-

I agree with David Loeffler's answer: there is a large initial segment of algebraic number theory which essentially coincides with the study of Dedekind domains. A careful study of Dedekind domains gives an introduction to several important commutative algebra topics: e.g. localization, integral closure, discrete valuations, fractional ideals, and the ideal class group.

So one can motivate much of basic commutative algebra using concepts from algebraic number theory, but there is also a lot missing, for instance:

$\bullet$ Module theory. Modules over a Dedekind domain are "too nice" compared to modules over an arbitrary commutative ring. For instance injective = divisible and flat = torsionfree.

$\bullet$ The spectrum. The family of prime ideals in a Dedekind domain is unrepresentatively simple: all the nonzero ones are maximal. This is not a good motivation for spending time understanding the order-theoretic structure or the Zariski topology on $\operatorname{Spec} R$.

$\bullet$ Dimension theory.

$\bullet$ Primary decomposition.
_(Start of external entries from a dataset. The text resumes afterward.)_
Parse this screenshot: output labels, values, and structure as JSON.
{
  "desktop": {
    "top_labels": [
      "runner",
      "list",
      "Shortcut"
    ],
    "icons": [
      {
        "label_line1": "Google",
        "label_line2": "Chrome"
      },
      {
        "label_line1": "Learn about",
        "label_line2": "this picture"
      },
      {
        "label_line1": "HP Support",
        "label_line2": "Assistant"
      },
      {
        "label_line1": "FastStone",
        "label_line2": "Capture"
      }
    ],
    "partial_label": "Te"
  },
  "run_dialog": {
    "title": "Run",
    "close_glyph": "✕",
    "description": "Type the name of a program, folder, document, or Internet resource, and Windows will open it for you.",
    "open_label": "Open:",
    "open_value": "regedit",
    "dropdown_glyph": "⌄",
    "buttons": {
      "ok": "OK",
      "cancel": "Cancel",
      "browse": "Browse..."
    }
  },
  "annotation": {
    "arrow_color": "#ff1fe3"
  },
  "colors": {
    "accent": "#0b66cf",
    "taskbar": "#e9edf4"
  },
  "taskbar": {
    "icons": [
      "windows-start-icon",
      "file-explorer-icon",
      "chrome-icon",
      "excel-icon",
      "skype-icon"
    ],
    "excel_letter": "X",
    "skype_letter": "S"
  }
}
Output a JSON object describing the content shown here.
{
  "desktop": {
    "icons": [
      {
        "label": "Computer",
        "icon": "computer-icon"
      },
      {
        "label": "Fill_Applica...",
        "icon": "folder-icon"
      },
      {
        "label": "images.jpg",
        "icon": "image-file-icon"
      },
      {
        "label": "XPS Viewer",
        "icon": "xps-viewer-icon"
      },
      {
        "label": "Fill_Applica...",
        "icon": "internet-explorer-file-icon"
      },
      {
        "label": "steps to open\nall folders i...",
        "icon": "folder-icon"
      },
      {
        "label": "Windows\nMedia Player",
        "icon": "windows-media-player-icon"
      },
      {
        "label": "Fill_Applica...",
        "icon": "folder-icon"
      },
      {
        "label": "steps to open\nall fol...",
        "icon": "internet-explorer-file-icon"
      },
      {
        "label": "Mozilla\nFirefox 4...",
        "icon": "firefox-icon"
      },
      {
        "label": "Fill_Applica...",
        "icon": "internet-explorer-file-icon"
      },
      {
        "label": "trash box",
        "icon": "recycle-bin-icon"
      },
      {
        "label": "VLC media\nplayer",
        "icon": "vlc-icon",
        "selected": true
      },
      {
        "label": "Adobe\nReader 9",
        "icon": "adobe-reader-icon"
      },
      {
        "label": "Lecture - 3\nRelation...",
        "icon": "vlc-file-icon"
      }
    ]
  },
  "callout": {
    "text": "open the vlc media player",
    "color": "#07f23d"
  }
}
One can view primary decomposition in a Noetherian ring as a generalization of factorization of ideals into products of primes in a Dedekind domain, but once again the former is significantly more complicated than the latter.

$\bullet$ The Nullstellensatz.

Rather, if you study algebraic number theory and algebraic geometry at more or less the same time, you'll see that much of what you're doing is commutative algebra and that algebra will be well motivated. Among reasonably introductory texts I know of exactly one that pulls this off well: this text by my colleague Dino Lorenzini.

(Since my own commutative algebra notes have been mentioned, let me say that I view these notes as being at approximately the level of a student who has had a first, relatively nontechnical, course in either algebraic number theory -- e.g. from Marcus's text -- or algebraic geometry -- e.g. from Shafarevich's text -- and has been told that she needs to learn some commutative algebra before proceeding onward. On the other hand, my notes draw more explicitly on examples from topology and geometry than from either of the aforementioned areas.)

-